John Updike | 1932-2009
John Updike, who brought his exuberant, elegant imagination to novels, short stories, poetry and criticism, died Tuesday at age 76, of lung cancer, at a hospice near his home in Marblehead, Mass.
It's hard to imagine his mind being stilled.
In 60 books and countless articles, that lion of American letters wrote with beauty, insight and sly wit of love and sex, sin and salvation, art and baseball, witches and presidents, writing itself.
Updike had cut short a round of interviews and appearances in November to promote his most recent novel, The Widows of Eastwick, after falling ill.
I was one of the scheduled interviewers who didn't get to talk to him then. I suspected something was seriously wrong a few weeks later, when the Literary Review in London awarded him a Bad Sex in Fiction lifetime achievement award — and he made no public response.
Updike pass up the chance for a finely honed riposte? About sex? He had to be in bad shape.
Nicholas Latimer, the publicity director of his longtime publisher, Alfred A. Knopf, on Tuesday issued a statement announcing Updike's death.
Born in 1932, Updike was raised in Shillington, Pa., a bookish only child in a household with his parents and grandparents. He earned a scholarship to Harvard and graduated summa cum laude, studied art for a year in England and then was offered a job at the New Yorker by E.B. White in 1954.
The rest is literary history. He became the voice of his generation, one "too young to be warriors, too old to be rebels," as he wrote in the introduction to his wonderful 2005 collection The Early Stories, 1953-1975.
They were children in the Depression, parents of the baby boom, pioneers of suburban living. Updike wrote about them knowingly, unflinchingly, humorously.
Best known, and among the best, of his books about that generation were his four novels about small-town has-been athlete Harry "Rabbit" Angstrom: Rabbit Run (1960), Rabbit Redux (1971), Rabbit Is Rich (1981) and Rabbit at Rest (1990), with a coda, the novella Rabbit Remembered, in 2001. Together, they are the story not just of restless Rabbit but of America in the second half of the 20th century.
The Rabbit books won Updike two Pulitzer Prizes; he also received two National Book Awards, four National Book Critics Circle Awards, and dozens of other awards and honors in a career spanning more than half a century.
He has been such a presence for so long in the literary world, and such an endless fountain of writing, that it seemed he might never stop.

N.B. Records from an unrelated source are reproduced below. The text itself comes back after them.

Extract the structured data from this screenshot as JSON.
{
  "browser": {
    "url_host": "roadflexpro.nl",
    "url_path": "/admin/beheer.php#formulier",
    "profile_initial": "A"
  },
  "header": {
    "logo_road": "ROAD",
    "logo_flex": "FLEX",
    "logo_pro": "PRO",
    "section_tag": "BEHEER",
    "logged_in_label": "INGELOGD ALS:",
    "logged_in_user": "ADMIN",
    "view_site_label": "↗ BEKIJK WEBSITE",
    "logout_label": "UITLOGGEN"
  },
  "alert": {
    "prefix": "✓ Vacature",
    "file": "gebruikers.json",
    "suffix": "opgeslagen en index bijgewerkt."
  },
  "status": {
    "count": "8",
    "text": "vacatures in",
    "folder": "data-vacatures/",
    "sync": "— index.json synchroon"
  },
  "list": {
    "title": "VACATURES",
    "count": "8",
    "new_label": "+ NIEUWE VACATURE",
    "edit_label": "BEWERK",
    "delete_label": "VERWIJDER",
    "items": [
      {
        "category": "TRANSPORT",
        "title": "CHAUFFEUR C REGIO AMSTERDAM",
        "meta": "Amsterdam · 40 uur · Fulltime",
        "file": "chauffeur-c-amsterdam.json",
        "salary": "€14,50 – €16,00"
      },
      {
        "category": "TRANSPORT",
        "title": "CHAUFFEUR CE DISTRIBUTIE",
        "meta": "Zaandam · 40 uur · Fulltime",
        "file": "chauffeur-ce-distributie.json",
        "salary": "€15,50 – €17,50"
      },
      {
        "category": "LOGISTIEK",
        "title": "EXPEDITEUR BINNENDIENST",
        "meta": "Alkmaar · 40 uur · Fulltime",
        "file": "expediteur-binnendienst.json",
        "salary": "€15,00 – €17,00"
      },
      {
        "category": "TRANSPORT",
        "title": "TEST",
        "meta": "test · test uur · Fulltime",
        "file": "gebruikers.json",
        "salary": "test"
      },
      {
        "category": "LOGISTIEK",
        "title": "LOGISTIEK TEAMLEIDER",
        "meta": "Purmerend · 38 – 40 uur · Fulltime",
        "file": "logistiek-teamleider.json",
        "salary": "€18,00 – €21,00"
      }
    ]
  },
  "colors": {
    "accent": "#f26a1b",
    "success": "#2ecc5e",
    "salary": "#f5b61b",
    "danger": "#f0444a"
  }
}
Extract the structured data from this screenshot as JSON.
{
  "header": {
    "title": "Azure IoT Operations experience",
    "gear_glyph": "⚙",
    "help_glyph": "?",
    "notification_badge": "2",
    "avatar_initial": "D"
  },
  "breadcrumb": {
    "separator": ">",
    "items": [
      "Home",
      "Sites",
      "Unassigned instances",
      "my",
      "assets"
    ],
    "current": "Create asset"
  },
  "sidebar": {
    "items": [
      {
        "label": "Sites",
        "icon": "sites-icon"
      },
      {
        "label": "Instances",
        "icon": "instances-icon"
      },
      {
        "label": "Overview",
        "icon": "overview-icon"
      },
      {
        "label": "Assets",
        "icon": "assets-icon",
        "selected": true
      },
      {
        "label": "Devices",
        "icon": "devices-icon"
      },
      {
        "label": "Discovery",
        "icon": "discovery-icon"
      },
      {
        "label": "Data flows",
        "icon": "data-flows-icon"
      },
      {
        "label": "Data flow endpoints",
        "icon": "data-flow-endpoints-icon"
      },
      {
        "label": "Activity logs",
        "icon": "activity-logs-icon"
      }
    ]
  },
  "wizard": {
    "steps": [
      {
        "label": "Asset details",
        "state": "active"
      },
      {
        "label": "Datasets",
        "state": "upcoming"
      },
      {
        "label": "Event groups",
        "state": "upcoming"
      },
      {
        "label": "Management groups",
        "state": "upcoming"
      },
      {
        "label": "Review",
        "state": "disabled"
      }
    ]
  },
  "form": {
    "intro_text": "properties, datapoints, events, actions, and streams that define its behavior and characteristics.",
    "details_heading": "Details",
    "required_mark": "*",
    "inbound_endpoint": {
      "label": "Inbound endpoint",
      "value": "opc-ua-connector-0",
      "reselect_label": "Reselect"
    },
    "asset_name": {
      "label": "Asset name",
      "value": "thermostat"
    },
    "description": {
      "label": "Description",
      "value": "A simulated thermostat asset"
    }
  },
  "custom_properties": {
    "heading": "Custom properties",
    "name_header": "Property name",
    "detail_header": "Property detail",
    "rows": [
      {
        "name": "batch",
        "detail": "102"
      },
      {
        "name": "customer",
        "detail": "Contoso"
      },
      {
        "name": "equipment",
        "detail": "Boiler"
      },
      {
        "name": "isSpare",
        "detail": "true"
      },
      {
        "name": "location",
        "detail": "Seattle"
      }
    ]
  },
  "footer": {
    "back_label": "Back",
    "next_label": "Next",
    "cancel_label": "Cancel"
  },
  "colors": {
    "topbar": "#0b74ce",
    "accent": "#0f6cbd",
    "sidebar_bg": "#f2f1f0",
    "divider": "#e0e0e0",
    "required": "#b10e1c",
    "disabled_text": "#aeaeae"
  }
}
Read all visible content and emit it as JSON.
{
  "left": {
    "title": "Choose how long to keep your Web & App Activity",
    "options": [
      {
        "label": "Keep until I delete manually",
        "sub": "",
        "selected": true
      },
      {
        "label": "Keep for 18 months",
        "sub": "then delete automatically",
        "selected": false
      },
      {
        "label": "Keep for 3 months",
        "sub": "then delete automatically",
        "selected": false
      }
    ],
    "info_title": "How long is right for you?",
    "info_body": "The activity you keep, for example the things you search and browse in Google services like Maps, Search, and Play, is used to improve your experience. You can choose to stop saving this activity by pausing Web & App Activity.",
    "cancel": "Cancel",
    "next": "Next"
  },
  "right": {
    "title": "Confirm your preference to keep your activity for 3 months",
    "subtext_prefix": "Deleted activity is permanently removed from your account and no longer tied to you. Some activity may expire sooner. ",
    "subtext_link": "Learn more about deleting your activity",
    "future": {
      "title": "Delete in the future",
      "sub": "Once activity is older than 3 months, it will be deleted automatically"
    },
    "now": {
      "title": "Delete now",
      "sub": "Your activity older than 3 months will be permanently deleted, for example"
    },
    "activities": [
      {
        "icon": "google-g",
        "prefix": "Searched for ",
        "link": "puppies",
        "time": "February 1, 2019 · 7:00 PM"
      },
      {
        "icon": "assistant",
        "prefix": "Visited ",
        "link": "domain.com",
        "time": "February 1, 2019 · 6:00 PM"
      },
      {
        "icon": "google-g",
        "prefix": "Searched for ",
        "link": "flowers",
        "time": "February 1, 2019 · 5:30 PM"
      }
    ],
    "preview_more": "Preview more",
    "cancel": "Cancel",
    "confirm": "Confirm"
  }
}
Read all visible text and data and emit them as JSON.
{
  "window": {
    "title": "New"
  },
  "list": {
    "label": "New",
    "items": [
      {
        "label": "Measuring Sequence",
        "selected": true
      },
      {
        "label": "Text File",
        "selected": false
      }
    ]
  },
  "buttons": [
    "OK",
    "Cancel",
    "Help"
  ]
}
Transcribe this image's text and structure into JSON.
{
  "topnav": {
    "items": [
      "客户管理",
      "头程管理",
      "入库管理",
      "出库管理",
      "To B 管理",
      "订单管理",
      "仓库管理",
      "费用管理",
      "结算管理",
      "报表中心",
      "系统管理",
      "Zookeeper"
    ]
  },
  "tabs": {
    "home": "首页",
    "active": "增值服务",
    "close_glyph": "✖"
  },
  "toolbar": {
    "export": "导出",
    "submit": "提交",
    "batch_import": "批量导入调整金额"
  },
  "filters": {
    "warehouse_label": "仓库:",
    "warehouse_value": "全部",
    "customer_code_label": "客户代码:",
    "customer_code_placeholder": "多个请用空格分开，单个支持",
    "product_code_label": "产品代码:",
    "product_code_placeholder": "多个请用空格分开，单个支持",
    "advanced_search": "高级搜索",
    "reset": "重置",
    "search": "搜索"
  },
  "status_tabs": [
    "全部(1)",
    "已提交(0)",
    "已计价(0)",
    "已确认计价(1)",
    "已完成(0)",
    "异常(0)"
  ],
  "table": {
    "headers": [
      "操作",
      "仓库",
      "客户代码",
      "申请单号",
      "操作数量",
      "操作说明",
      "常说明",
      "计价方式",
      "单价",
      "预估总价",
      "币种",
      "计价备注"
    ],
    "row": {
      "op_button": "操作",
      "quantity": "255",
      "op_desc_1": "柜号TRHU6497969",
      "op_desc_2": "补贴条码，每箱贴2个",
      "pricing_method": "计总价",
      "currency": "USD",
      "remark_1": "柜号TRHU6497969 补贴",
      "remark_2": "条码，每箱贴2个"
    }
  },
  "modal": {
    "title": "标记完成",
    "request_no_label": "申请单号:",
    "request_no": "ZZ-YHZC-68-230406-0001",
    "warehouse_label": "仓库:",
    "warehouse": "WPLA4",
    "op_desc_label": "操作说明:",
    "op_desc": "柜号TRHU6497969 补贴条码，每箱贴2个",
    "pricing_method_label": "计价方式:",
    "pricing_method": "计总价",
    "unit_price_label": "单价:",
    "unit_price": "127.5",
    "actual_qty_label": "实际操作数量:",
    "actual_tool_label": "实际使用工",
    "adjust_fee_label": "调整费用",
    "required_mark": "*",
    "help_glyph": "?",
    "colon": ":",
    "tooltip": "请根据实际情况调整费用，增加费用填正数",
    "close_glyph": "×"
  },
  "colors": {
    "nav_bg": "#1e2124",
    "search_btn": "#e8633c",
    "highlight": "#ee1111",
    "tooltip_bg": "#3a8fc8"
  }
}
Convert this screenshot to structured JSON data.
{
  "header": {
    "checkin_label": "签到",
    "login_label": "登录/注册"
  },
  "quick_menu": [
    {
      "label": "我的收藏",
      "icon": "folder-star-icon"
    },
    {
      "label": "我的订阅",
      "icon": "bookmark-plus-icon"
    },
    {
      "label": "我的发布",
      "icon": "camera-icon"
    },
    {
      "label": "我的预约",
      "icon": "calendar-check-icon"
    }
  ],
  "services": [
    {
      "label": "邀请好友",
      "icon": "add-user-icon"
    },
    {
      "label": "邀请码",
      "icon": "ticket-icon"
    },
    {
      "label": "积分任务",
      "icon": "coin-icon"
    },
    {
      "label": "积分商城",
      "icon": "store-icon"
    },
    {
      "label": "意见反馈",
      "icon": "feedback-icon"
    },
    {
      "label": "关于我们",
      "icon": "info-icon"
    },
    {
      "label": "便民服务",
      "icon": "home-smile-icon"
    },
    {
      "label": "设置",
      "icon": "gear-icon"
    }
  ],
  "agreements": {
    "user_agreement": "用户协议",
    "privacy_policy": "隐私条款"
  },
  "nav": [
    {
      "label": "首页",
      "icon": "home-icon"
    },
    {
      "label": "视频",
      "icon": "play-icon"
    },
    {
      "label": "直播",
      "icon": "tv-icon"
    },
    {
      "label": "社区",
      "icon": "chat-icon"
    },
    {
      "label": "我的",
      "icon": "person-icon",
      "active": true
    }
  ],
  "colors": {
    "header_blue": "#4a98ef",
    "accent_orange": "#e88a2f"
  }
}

One of the first books I remember lighting up my brain was his story collection Pigeon Feathers, which I read as a high school sophomore in 1967.
His writing could provoke controversy. Some of Updike's contemporaries, such as Norman Mailer, brushed him off as lightweight and self-absorbed (although being brushed off by Mailer was practically a rite of passage for writers of a certain age). Updike was indeed absorbed with the world he wrote about, and it was usually the kind of world he lived in himself. But it was the artist's absorption, the devotion to capturing the very detail that makes the beauty in the quotidian pierce us like an arrow.
Updike was sometimes accused of misogyny, a charge that always baffled me. He wrote about women as well as any male writer I can think of, and better than most. He did not idealize women, but made them real, just as complex and particular, lusty, wise and clueless, as his men.
He was an incisive, bracing critic, as in this evaluation of the often romanticized On Walden Pond: "Thoreau's purpose is to reconcile us, after centuries of hazy anthropocentrism, to Nature as it is, relentless and remorseless. We need to be called out from the shared comforts and illusions of village life."
He wrote beautifully crafted poetry, not always in poems. In a wonderful New Yorker piece on Ted Williams' last game in 1960, he called Fenway "a lyric little bandbox of a ballpark."
As terrific as his novels are, he was even better at short stories. His A&P is one of the best (and one of the most anthologized) ever written, a pitch-perfect tale of knight-errantry in a grocery store, told in the wisecracking voice of a hormonal, tender-hearted teenage boy.
A trio of girls comes into the store wearing bathing suits, and the pretty one hands him a single jar at the cash register. "Now her hands are empty, not a ring or a bracelet, bare as God made them, and I wonder where the money's coming from. Still with that prim look she lifts a folded dollar bill out of the hollow at the center of her nubbled pink top. The jar went heavy in my hand."
If you are an Updike fan, you probably have already gone back to your bookshelf for a favorite. But his cataract of words is not quite done: Knopf will publish My Father's Tears and Other Stories in June.
Colette Bancroft can be reached at firstname.lastname@example.org or (727)893-8435.